§ Data excerpts
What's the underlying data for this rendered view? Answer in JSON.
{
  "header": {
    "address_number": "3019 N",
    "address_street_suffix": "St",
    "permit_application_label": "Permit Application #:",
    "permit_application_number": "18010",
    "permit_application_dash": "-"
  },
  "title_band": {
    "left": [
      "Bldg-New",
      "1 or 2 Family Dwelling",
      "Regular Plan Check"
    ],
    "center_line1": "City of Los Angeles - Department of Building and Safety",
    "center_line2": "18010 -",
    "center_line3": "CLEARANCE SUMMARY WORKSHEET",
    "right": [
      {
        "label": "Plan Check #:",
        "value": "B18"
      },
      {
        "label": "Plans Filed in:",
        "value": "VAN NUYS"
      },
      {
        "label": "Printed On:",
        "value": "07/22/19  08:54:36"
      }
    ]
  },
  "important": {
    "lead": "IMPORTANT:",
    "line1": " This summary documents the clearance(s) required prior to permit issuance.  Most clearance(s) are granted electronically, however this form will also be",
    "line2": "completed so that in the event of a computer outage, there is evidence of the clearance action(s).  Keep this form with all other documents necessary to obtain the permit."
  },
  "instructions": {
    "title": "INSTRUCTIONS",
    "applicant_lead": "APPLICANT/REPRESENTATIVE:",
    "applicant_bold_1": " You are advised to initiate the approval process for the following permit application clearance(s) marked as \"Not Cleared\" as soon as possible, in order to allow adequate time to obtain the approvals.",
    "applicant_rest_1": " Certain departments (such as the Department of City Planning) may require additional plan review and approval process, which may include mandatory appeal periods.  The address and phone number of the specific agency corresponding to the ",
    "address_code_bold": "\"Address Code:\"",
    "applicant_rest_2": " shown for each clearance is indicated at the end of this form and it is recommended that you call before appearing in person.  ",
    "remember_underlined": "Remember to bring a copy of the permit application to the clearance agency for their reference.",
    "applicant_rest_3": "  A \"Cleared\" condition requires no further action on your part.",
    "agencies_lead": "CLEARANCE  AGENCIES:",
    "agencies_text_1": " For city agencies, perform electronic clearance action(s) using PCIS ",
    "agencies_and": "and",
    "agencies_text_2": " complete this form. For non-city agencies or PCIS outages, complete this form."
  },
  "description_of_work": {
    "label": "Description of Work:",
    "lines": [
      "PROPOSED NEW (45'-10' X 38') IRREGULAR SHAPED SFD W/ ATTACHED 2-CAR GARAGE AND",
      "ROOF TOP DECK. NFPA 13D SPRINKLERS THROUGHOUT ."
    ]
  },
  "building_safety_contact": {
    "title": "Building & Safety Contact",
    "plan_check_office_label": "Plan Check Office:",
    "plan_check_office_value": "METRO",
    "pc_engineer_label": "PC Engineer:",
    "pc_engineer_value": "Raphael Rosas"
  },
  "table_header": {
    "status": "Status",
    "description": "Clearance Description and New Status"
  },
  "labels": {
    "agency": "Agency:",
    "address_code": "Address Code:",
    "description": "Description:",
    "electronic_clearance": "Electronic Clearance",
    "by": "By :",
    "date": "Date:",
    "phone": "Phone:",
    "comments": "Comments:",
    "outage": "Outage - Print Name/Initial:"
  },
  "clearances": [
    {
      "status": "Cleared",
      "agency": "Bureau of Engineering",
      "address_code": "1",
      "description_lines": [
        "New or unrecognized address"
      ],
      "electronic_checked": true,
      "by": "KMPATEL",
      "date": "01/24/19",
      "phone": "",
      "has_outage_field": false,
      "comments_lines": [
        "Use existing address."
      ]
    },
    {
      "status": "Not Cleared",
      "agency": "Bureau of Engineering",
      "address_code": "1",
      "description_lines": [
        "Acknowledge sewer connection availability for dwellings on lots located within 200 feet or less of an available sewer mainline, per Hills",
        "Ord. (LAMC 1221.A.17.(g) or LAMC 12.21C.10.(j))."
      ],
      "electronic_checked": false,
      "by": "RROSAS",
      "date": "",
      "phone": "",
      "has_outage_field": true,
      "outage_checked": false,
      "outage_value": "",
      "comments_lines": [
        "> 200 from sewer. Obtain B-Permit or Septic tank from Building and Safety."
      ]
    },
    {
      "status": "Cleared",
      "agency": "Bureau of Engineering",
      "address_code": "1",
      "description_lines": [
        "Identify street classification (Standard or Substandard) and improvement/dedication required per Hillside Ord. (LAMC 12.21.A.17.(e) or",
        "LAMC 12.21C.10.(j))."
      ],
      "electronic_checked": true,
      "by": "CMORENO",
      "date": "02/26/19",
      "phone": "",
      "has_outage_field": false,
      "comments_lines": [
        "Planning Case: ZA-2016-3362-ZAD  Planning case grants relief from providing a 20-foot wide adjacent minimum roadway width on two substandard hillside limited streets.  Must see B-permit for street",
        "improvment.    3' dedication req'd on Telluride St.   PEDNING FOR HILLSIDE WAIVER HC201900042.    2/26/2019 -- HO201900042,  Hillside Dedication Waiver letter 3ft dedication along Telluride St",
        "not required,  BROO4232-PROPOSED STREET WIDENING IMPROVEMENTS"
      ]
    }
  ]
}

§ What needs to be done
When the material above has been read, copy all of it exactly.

§ Response to the exercise
What's the underlying data for this rendered view? Answer in JSON.
{
  "header": {
    "address_number": "3019 N",
    "address_street_suffix": "St",
    "permit_application_label": "Permit Application #:",
    "permit_application_number": "18010",
    "permit_application_dash": "-"
  },
  "title_band": {
    "left": [
      "Bldg-New",
      "1 or 2 Family Dwelling",
      "Regular Plan Check"
    ],
    "center_line1": "City of Los Angeles - Department of Building and Safety",
    "center_line2": "18010 -",
    "center_line3": "CLEARANCE SUMMARY WORKSHEET",
    "right": [
      {
        "label": "Plan Check #:",
        "value": "B18"
      },
      {
        "label": "Plans Filed in:",
        "value": "VAN NUYS"
      },
      {
        "label": "Printed On:",
        "value": "07/22/19  08:54:36"
      }
    ]
  },
  "important": {
    "lead": "IMPORTANT:",
    "line1": " This summary documents the clearance(s) required prior to permit issuance.  Most clearance(s) are granted electronically, however this form will also be",
    "line2": "completed so that in the event of a computer outage, there is evidence of the clearance action(s).  Keep this form with all other documents necessary to obtain the permit."
  },
  "instructions": {
    "title": "INSTRUCTIONS",
    "applicant_lead": "APPLICANT/REPRESENTATIVE:",
    "applicant_bold_1": " You are advised to initiate the approval process for the following permit application clearance(s) marked as \"Not Cleared\" as soon as possible, in order to allow adequate time to obtain the approvals.",
    "applicant_rest_1": " Certain departments (such as the Department of City Planning) may require additional plan review and approval process, which may include mandatory appeal periods.  The address and phone number of the specific agency corresponding to the ",
    "address_code_bold": "\"Address Code:\"",
    "applicant_rest_2": " shown for each clearance is indicated at the end of this form and it is recommended that you call before appearing in person.  ",
    "remember_underlined": "Remember to bring a copy of the permit application to the clearance agency for their reference.",
    "applicant_rest_3": "  A \"Cleared\" condition requires no further action on your part.",
    "agencies_lead": "CLEARANCE  AGENCIES:",
    "agencies_text_1": " For city agencies, perform electronic clearance action(s) using PCIS ",
    "agencies_and": "and",
    "agencies_text_2": " complete this form. For non-city agencies or PCIS outages, complete this form."
  },
  "description_of_work": {
    "label": "Description of Work:",
    "lines": [
      "PROPOSED NEW (45'-10' X 38') IRREGULAR SHAPED SFD W/ ATTACHED 2-CAR GARAGE AND",
      "ROOF TOP DECK. NFPA 13D SPRINKLERS THROUGHOUT ."
    ]
  },
  "building_safety_contact": {
    "title": "Building & Safety Contact",
    "plan_check_office_label": "Plan Check Office:",
    "plan_check_office_value": "METRO",
    "pc_engineer_label": "PC Engineer:",
    "pc_engineer_value": "Raphael Rosas"
  },
  "table_header": {
    "status": "Status",
    "description": "Clearance Description and New Status"
  },
  "labels": {
    "agency": "Agency:",
    "address_code": "Address Code:",
    "description": "Description:",
    "electronic_clearance": "Electronic Clearance",
    "by": "By :",
    "date": "Date:",
    "phone": "Phone:",
    "comments": "Comments:",
    "outage": "Outage - Print Name/Initial:"
  },
  "clearances": [
    {
      "status": "Cleared",
      "agency": "Bureau of Engineering",
      "address_code": "1",
      "description_lines": [
        "New or unrecognized address"
      ],
      "electronic_checked": true,
      "by": "KMPATEL",
      "date": "01/24/19",
      "phone": "",
      "has_outage_field": false,
      "comments_lines": [
        "Use existing address."
      ]
    },
    {
      "status": "Not Cleared",
      "agency": "Bureau of Engineering",
      "address_code": "1",
      "description_lines": [
        "Acknowledge sewer connection availability for dwellings on lots located within 200 feet or less of an available sewer mainline, per Hills",
        "Ord. (LAMC 1221.A.17.(g) or LAMC 12.21C.10.(j))."
      ],
      "electronic_checked": false,
      "by": "RROSAS",
      "date": "",
      "phone": "",
      "has_outage_field": true,
      "outage_checked": false,
      "outage_value": "",
      "comments_lines": [
        "> 200 from sewer. Obtain B-Permit or Septic tank from Building and Safety."
      ]
    },
    {
      "status": "Cleared",
      "agency": "Bureau of Engineering",
      "address_code": "1",
      "description_lines": [
        "Identify street classification (Standard or Substandard) and improvement/dedication required per Hillside Ord. (LAMC 12.21.A.17.(e) or",
        "LAMC 12.21C.10.(j))."
      ],
      "electronic_checked": true,
      "by": "CMORENO",
      "date": "02/26/19",
      "phone": "",
      "has_outage_field": false,
      "comments_lines": [
        "Planning Case: ZA-2016-3362-ZAD  Planning case grants relief from providing a 20-foot wide adjacent minimum roadway width on two substandard hillside limited streets.  Must see B-permit for street",
        "improvment.    3' dedication req'd on Telluride St.   PEDNING FOR HILLSIDE WAIVER HC201900042.    2/26/2019 -- HO201900042,  Hillside Dedication Waiver letter 3ft dedication along Telluride St",
        "not required,  BROO4232-PROPOSED STREET WIDENING IMPROVEMENTS"
      ]
    }
  ]
}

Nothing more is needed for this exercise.